Besides the original Freeway Chickens, a second colony known as the New Freeway Chickens makes their home alongside another portion of the Southland's freeway system. They reside at the Burbank on-ramp of the Hollywood Freeway, a location about two miles from their more famous poultry neighbors. In 1990, yet another resident of North Hollywood stepped forward to tell the tale of their origin. According to Carol Garnjost, the chickens came to be where they are after a pit bull chased off its owner's chickens and rabbits in 1985, the rabbit ending up in a neighbor's yard and the chickens coming to roost on a median strip of this on-ramp.
As for the original group and its fabled "poultry-truck accident" origin, though at first blush such an event might sound far-fetched, any number of odd items have found their way onto Los Angeles freeways over the years. A 1997 Los Angeles Times article reported:
Just about everything has fallen on L.A. roadways over the years. Some unusual, unscheduled deposits:
About $7,000 worth of quarters on Hollywood Freeway; motorists jumping from cars reportedly get away with about 10% of the loot. (Sept. 13, 1982)
Thousands of pounds of M&M candies on Orange Freeway in Fullerton; surprisingly, no motorists attempt to scoop up any. (March 26, 1986)
One body on Hollywood Freeway from back of coroner's van. (Nov. 28, 1989)
Hundreds of gallons of laughing gas on Foothill Freeway; happiest rush hour ever. (July 17, 1991)
One 26-ton boat on Culver Boulevard; city crews move into action and remove it — 36 hours later. (Nov. 6, 1989)
Some 14,000 pounds of salsa on Interstate 5 in San Clemente; only chips in vicinity are CHP officers. (June 16, 1987)

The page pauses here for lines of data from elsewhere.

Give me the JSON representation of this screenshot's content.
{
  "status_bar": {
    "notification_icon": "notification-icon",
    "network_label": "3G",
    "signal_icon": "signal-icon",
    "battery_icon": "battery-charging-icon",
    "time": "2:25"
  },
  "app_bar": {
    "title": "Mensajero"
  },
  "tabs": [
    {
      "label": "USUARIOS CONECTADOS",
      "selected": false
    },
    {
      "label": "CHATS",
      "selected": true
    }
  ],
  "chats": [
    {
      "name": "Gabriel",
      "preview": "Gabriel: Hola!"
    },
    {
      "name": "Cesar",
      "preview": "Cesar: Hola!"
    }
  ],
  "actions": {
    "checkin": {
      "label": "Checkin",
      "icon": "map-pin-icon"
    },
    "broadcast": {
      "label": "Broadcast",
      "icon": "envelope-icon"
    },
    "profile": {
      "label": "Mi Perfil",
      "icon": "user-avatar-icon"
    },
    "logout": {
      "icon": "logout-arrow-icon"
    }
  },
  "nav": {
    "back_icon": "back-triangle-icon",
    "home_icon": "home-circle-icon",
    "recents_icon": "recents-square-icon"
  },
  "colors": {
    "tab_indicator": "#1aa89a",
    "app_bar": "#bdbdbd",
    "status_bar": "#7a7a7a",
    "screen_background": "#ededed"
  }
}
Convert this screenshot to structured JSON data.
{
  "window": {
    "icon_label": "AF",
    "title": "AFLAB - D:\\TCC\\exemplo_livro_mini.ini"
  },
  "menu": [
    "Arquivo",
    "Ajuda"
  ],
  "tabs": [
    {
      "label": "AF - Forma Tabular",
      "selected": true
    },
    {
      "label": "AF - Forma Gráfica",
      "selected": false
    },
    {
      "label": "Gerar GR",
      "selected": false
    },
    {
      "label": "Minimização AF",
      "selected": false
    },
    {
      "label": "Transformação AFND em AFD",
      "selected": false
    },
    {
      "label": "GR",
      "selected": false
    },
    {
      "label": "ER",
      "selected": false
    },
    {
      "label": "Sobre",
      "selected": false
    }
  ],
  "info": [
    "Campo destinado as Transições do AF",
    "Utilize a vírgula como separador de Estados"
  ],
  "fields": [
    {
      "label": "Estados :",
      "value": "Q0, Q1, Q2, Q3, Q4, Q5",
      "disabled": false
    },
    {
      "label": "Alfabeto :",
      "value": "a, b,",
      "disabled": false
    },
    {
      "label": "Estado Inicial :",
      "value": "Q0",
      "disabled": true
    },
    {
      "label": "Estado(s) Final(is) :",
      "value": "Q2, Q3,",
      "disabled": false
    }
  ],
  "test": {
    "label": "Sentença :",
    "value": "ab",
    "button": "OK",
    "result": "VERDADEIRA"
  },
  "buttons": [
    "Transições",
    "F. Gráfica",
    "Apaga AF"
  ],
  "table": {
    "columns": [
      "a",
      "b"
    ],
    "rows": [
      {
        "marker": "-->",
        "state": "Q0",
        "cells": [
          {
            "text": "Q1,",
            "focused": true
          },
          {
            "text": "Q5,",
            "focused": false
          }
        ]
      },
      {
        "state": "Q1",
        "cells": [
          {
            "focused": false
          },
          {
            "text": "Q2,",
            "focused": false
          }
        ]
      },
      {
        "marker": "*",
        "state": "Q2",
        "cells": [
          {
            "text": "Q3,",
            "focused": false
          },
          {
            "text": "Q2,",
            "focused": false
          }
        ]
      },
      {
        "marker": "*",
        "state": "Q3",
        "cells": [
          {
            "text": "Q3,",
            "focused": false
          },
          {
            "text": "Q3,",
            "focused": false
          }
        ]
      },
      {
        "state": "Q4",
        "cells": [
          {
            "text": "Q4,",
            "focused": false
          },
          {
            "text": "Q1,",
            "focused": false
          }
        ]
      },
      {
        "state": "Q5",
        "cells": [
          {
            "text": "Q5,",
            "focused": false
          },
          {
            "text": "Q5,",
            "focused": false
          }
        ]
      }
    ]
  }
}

Forty-thousand bees on Foothill Freeway; it's so chilly they don't attack anyone. (March 14, 1985)
More than 1,000 jugs of wine on Golden State Freeway; crews keep motorists away. (Oct. 9, 1974)
One actress' resume ("Hair: honey blond; Eyes: hazel blue") on Foothill Freeway. (July 19, 1990)
Another article contains an equally impressive recitation of Los Angeles freeway finds: peevish bees, stampeding cattle, boats, pianos, mayonnaise, fish, broken watermelons, bananas, hot asphalt, soft drinks, margarita mix, tomatoes, beer, 150 tons of honey, a wild boar's head, a 5-foot-tall papier-mache rhinoceros, a U.S. Navy depth charge, sides of beef, mannequins, and a dead 15-foot2,000-pound great white shark.
Those who lack the opportunity to see the poultry in motion firsthand might want to dig up a copy of a favorite video game cartridge: Activision's Freeway, a 1982 amusement in which players were challenged to guide their chickens safely across a busy ten lanes of freeway traffic.